The area’s two largest economic development groups are discussing a possible merger, officials from the two agencies said Tuesday.
The Spokane Regional Chamber of Commerce and the Spokane Area Economic Development Council (EDC) have a joint board meeting on Aug. 24 to examine the possible consolidation.
Several options exist, ranging from full merger to other variations, said Rich Hadley, president and CEO of the Spokane Regional Chamber. Options include forming a single oversight board with two separate budgets, or allowing one group to become an affiliate of the other.
Hadley and Betsy Cowles, a member of the chamber’s executive committee, briefed Spokane County commissioners Tuesday on the discussions the groups are having and on a recent trip taken by them and six other officials to Lexington, Ky., and Milwaukee, two cities that have undertaken similar mergers. The county is the largest single contributor to the EDC’s budget, while the chamber receives nearly all of its operating budget from its member businesses.
Hadley noted that if a combination occurs, the guiding principle would be to develop a more competitive strategy to enhance the area’s economic assets.
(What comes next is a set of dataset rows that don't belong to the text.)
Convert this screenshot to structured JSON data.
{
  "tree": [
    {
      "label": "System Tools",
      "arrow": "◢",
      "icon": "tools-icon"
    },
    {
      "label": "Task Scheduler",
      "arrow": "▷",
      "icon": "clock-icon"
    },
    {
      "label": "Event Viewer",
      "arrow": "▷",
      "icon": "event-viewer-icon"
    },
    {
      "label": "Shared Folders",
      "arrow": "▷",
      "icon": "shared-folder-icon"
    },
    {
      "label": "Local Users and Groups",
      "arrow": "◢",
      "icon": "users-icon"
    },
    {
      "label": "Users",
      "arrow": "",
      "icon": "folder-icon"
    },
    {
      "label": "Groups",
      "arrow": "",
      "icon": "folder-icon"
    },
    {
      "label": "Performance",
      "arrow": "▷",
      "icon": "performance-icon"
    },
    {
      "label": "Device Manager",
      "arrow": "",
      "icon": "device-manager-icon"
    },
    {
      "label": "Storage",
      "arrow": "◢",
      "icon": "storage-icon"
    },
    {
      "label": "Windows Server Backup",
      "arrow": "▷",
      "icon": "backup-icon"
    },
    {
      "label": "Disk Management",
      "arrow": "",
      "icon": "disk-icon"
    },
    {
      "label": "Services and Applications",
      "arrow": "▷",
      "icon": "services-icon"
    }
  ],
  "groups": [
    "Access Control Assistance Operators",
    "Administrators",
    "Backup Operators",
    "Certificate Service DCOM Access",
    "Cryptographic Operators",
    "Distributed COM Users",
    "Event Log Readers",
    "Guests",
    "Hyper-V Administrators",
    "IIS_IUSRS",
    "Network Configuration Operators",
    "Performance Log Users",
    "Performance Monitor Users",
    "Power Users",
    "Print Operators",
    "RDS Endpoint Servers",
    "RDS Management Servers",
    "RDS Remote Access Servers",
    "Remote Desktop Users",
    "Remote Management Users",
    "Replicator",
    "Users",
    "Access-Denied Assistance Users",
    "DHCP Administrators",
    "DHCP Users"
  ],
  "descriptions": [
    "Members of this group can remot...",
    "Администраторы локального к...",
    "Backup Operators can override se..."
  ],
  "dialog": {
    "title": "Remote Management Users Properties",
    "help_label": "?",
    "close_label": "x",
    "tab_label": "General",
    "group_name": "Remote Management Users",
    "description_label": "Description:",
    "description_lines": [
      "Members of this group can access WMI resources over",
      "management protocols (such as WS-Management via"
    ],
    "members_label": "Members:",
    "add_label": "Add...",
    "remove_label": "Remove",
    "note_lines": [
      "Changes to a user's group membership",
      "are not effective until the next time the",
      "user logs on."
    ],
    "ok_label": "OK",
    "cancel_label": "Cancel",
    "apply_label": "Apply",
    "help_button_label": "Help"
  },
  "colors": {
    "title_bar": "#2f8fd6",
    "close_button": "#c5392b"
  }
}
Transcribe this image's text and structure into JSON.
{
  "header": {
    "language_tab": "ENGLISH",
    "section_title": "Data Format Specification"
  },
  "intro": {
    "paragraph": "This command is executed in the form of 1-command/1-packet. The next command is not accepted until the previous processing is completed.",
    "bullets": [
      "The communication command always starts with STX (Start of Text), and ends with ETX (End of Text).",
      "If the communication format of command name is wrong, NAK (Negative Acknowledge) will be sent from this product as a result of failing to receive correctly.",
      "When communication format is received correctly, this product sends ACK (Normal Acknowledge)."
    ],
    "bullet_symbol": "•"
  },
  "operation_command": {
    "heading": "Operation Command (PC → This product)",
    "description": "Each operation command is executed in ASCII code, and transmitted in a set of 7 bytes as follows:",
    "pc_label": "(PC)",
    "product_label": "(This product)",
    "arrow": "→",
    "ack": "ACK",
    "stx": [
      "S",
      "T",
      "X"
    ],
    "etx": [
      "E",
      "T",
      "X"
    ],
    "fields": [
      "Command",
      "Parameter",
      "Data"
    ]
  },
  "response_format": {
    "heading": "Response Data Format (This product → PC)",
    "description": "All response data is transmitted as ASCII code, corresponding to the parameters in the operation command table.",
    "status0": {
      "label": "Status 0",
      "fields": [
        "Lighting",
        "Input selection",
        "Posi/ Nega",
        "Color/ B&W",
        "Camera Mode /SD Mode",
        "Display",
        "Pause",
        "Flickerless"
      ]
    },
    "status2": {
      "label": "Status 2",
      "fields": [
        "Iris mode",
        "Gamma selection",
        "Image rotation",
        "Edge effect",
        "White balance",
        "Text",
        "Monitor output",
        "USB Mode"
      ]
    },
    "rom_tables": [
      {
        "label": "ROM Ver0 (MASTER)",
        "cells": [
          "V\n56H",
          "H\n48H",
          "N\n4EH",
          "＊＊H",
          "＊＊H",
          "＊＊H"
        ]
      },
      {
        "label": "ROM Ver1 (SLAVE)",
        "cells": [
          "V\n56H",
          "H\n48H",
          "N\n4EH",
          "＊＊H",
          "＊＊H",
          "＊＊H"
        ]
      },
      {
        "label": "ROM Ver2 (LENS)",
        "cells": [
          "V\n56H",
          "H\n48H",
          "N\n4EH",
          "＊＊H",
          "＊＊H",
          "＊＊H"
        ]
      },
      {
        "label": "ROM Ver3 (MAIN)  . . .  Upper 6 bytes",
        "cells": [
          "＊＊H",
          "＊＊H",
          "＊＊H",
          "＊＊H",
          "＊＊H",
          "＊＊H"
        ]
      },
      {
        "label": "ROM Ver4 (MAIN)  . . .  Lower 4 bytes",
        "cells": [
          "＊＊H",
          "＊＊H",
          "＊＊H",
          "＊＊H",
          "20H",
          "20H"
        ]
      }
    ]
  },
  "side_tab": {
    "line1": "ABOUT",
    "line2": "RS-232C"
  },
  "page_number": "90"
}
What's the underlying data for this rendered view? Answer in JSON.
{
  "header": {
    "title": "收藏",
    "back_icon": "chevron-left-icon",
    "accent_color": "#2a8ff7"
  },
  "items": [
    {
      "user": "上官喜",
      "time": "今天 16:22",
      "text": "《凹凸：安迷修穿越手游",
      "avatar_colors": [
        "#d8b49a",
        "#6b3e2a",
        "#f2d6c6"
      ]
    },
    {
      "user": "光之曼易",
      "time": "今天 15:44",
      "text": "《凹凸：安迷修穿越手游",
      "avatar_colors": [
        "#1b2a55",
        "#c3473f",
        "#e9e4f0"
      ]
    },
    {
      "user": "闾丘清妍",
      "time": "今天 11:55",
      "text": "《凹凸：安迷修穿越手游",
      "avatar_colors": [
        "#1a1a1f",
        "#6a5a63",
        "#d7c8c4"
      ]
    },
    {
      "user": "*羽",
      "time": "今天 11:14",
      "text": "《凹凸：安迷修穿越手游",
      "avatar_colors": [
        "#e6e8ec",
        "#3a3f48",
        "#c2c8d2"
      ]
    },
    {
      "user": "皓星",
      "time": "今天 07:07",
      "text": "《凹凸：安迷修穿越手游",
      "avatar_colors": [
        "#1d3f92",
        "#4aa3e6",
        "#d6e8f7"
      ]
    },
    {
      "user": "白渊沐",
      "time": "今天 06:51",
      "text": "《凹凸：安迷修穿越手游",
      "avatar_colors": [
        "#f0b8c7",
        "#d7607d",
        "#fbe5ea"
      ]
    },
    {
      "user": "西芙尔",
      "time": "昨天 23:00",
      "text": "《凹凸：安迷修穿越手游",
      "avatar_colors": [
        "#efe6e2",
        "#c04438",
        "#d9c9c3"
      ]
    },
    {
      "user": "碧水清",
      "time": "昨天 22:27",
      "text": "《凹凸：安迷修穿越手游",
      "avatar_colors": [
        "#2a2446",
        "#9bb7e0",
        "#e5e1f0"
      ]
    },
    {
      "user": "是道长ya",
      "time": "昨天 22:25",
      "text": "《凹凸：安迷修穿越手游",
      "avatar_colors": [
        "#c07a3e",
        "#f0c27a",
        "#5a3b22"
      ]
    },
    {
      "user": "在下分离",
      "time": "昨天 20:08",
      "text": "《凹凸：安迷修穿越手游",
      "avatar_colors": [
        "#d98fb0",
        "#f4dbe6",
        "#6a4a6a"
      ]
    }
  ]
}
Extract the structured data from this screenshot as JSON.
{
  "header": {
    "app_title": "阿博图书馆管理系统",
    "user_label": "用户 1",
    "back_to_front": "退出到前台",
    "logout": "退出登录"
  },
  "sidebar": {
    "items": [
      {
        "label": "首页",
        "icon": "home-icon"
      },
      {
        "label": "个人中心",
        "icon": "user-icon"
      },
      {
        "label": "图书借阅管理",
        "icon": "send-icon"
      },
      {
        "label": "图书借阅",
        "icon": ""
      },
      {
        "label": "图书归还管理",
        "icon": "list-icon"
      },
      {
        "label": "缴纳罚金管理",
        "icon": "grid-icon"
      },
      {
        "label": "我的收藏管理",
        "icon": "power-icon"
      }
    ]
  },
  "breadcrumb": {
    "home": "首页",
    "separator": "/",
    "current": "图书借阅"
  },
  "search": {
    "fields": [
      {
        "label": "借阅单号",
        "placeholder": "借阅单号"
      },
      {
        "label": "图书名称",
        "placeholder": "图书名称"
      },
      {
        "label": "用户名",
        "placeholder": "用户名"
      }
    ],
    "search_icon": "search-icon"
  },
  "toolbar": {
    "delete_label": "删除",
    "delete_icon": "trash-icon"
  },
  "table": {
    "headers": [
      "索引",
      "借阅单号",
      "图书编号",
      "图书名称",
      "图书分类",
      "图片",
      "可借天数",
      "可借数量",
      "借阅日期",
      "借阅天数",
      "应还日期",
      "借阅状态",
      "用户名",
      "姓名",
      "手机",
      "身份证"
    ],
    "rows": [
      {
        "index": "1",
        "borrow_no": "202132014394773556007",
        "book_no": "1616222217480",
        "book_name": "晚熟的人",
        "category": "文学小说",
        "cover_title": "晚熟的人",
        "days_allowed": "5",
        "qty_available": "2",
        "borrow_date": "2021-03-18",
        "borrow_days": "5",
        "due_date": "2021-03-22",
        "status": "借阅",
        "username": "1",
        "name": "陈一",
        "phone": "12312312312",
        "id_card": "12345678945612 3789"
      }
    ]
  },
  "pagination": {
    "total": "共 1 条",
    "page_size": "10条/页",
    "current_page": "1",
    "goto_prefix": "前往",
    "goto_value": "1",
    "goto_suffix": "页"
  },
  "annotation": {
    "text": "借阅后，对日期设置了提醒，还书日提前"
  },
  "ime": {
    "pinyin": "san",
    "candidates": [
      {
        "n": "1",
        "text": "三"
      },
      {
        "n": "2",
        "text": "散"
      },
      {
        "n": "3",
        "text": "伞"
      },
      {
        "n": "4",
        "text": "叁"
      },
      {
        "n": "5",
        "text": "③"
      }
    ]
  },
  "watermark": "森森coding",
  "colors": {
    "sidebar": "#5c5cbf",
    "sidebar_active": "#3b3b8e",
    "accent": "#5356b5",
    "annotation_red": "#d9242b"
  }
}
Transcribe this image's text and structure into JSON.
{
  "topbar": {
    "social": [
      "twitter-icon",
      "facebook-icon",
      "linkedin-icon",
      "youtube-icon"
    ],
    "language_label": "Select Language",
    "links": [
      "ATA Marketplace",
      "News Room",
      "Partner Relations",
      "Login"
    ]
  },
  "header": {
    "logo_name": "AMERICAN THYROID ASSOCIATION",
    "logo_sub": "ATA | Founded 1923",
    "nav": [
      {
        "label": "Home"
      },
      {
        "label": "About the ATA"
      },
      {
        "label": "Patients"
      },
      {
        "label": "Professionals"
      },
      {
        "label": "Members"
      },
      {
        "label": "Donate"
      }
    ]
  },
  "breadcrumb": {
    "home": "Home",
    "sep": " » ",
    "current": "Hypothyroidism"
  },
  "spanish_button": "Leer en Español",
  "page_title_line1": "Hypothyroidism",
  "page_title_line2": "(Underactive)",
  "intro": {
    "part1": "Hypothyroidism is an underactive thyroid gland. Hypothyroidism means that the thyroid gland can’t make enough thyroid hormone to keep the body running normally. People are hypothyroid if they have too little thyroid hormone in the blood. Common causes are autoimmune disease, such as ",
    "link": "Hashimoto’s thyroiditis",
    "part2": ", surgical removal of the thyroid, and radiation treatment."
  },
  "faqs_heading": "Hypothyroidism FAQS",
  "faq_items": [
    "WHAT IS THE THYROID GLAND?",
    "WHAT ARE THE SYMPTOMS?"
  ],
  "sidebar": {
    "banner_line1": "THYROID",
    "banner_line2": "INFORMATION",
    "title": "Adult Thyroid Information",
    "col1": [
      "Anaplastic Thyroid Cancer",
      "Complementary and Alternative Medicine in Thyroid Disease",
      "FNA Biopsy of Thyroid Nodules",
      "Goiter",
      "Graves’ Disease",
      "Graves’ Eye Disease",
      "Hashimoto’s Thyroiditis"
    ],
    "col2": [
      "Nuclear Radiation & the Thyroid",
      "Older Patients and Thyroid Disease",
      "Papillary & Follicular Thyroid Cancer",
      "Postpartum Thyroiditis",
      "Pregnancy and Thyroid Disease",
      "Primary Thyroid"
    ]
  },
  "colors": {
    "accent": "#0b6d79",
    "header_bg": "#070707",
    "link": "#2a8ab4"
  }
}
“The goal would not be to cut dues (to members), but to see our investments get more results. We think a different structure could accomplish that,” Hadley said in his presentation to county commissioners.
Hadley said a timeline has not been set, if a merger or closer alliance is approved.
He chose not to use the word “merger,” saying he preferred the term “integration” because it focuses “on the process being followed,” and avoids the implication that parts of the merged groups would be eliminated.
The two organizations do different things. The chamber focuses on work force training and policy advocacy. The EDC — which had been part of the chamber until the 1980s — focuses on company recruitment and job retention. The chamber’s annual budget is $1.6 million; the EDC’s is $1.24 million.
Cowles, who is chairwoman of The Spokesman-Review’s parent company, Cowles Co., told commissioners the recent visits convinced her that Spokane’s economic development efforts need a stronger financial base, along with a better way to provide accountability to groups that back those efforts.
She added that other area development groups have been invited to meet with the chamber and EDC boards on Aug. 24 and throughout the process. Participation by other groups in any new organization would be welcome, but their role and level of commitment is their choice, said Cowles.
Another factor behind the merger talks is board burnout, said Jon Eliassen, president and CEO of the EDC. Eliassen, who did not attend Tuesday’s meeting, said that both groups often share the same directors. “Our members have said it would be more efficient (by having one group) and would avoid duplicated meetings and duplicated efforts,” he said.
Hadley also told commissioners the opportunity for a happy union is “a perishable moment,” a phrase used by Providence Health Care CEO Skip Davis, who is chairman of the chamber board. Eliassen, who became head of the EDC in 2003, has joked often that he never intended to stay more than three years after retiring from Avista Corp. And Hadley, who’s 59, said, “I’m not at the beginning of my professional career.”